GOAL: If I get to go to the crossfit games in 2020, I want coaches and athletes of all sports to join national crossfit organizations, like the Athletics Nationals (ANF).
CUES: What is it that you want people that coach young athletes to know about CrossFit?
GOAL: Most of my athletic competitors are children or teens. SO when they’re on the field their coaches are constantly yelling at them, “c’mon more.” Instead, what if we had more respect for our bodies while playing these type of sports while also working out. It’s important not only for me but more so for other athletes who do this sport than just cheerleading thus making it more fun.
Why Do Crossfit Guys Always Lay On The Floor?

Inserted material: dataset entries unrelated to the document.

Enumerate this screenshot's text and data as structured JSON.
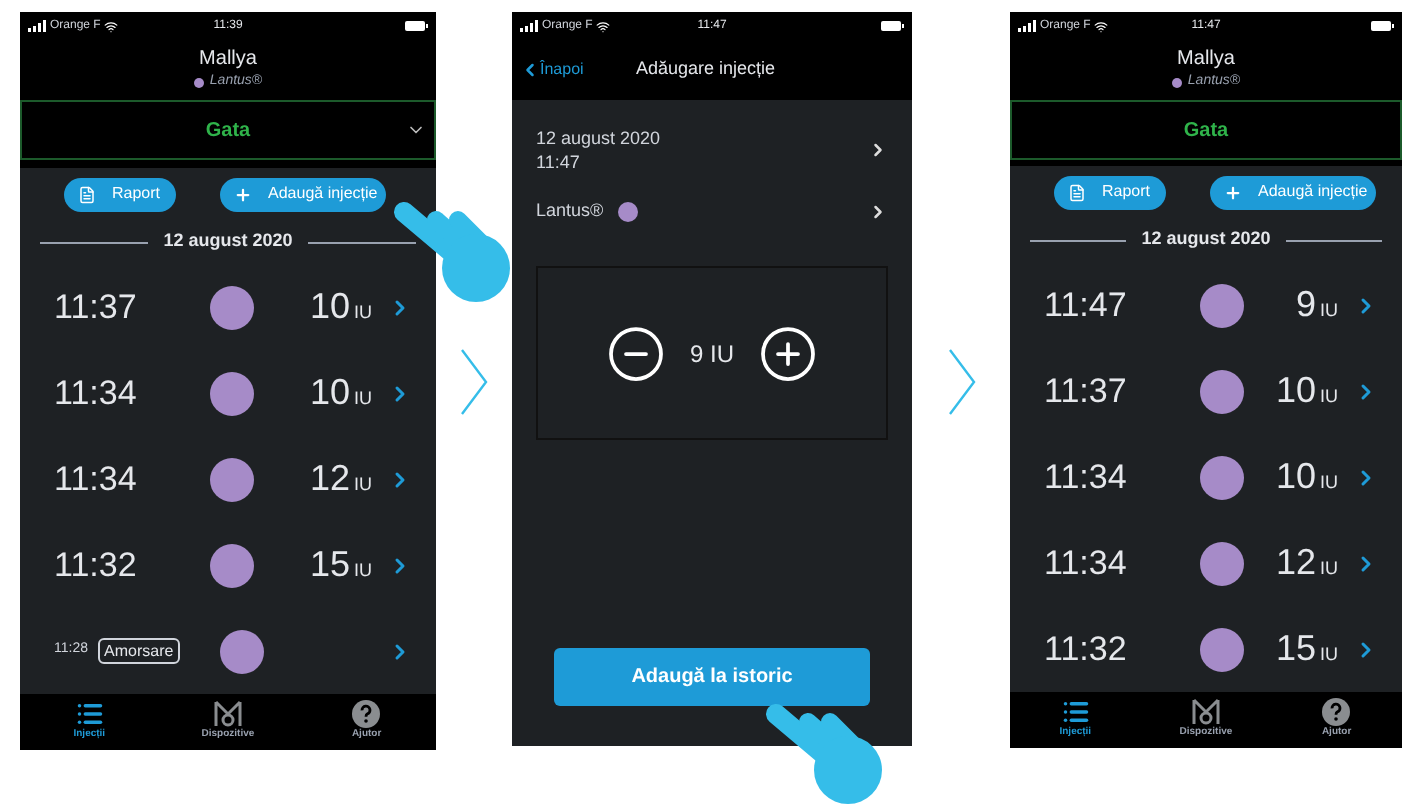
{
  "screens": [
    {
      "kind": "history",
      "status_bar": {
        "carrier": "Orange F",
        "time": "11:39"
      },
      "user": "Mallya",
      "insulin": "Lantus®",
      "status_dropdown": {
        "label": "Gata",
        "arrow": true
      },
      "buttons": [
        {
          "label": "Raport",
          "kind": "report"
        },
        {
          "label": "Adaugă injecție",
          "kind": "add"
        }
      ],
      "date": "12 august 2020",
      "entries": [
        {
          "kind": "dose",
          "time": "11:37",
          "dose": "10",
          "unit": "IU"
        },
        {
          "kind": "dose",
          "time": "11:34",
          "dose": "10",
          "unit": "IU"
        },
        {
          "kind": "dose",
          "time": "11:34",
          "dose": "12",
          "unit": "IU"
        },
        {
          "kind": "dose",
          "time": "11:32",
          "dose": "15",
          "unit": "IU"
        },
        {
          "kind": "priming",
          "time": "11:28",
          "tag": "Amorsare"
        }
      ],
      "tabs": [
        {
          "label": "Injecții",
          "kind": "list",
          "selected": true
        },
        {
          "label": "Dispozitive",
          "kind": "device",
          "selected": false
        },
        {
          "label": "Ajutor",
          "kind": "help",
          "selected": false
        }
      ]
    },
    {
      "kind": "add",
      "status_bar": {
        "carrier": "Orange F",
        "time": "11:47"
      },
      "back": "Înapoi",
      "title": "Adăugare injecție",
      "date": "12 august 2020",
      "time": "11:47",
      "insulin": "Lantus®",
      "dose": "9 IU",
      "submit": "Adaugă la istoric"
    },
    {
      "kind": "history",
      "status_bar": {
        "carrier": "Orange F",
        "time": "11:47"
      },
      "user": "Mallya",
      "insulin": "Lantus®",
      "status_dropdown": {
        "label": "Gata",
        "arrow": false
      },
      "buttons": [
        {
          "label": "Raport",
          "kind": "report"
        },
        {
          "label": "Adaugă injecție",
          "kind": "add"
        }
      ],
      "date": "12 august 2020",
      "entries": [
        {
          "kind": "dose",
          "time": "11:47",
          "dose": "9",
          "unit": "IU"
        },
        {
          "kind": "dose",
          "time": "11:37",
          "dose": "10",
          "unit": "IU"
        },
        {
          "kind": "dose",
          "time": "11:34",
          "dose": "10",
          "unit": "IU"
        },
        {
          "kind": "dose",
          "time": "11:34",
          "dose": "12",
          "unit": "IU"
        },
        {
          "kind": "dose",
          "time": "11:32",
          "dose": "15",
          "unit": "IU"
        }
      ],
      "tabs": [
        {
          "label": "Injecții",
          "kind": "list",
          "selected": true
        },
        {
          "label": "Dispozitive",
          "kind": "device",
          "selected": false
        },
        {
          "label": "Ajutor",
          "kind": "help",
          "selected": false
        }
      ]
    }
  ]
}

There are several benefits to doing the most basic of movements, like pushups or squats, on your knees instead of your toes. For instance, they force you to use more leg musculature than the ankle stabilizers in order to get enough leverage (because you’re supported by your hands rather than your feet). And it can help with balance. When squatted or dead-lifted on your toes, the core muscles must stabilize all of the joints in order for you to squat properly. But if you keep one foot anchored on the floor when you lift weights overhead at close range, there is little chance for balance issues during heavy lifts in a full range of motion that requires multiple levels of hips and torso stabilization at once. RELATED: How To Do The Squat Realistically though, it has nothing to do with lifting any heavier than you think you possibly could—unless one guy decides he wants every single ounce of muscle development possible before his 30th birthday. If an exercise feels comfortable but still isn’t challenging enough for you—in other words if whenever someone says “push yourself” they mean “take another 10 pounds”—then don’t be afraid of touching up on some more advanced moves or technique work alongside them. This is especially true when grip strength gets poor due to overuse injuries over time no matter how much rest and ice are administered by coaches and trainers. The stress placed on grips while trying to hold onto that barbell directly bears down upon
. I was used to focusing on my workout and sticking with it until the timer hit zero, or until I could no longer physically go another rep. But now I had to worry about recovery times as well. And recovery times were taking much longer than they ever had before, especially after I started regular CrossFit training. The first couple of weeks at CF Tallahassee have been overwhelming, but after enough time passes for your body to adjust to the new stimulus that’s throwing you off-balance all day long, things actually start to feel fairly good again. Lots of changing up routines are sure welcome during this phase too. I’ve found myself shifting gears over the past few days from repeated upper body movements to…occasional upper body moves? Seems weird right? But within a 2-day span last week I saw endless numbers of compound reps made up of heavy single arm presses/rows/pull ups/chin ups/snatch grip deadlifts (and not one lifter missed their testing load). Then there were 3 x 5 minute rounds where every single movement would be done without rest between each round! After that what seemed like an hour later was basically 1 minute down then 10 minutes back up into classic waves where all 4 stations switched over together at once! One day consisted solely of 20 second power snatches, strict pullsups & floorpresses, kettlebell swingovers followed immediately by 15 seconds pausing in-between each station’s movement pattern…with short breaks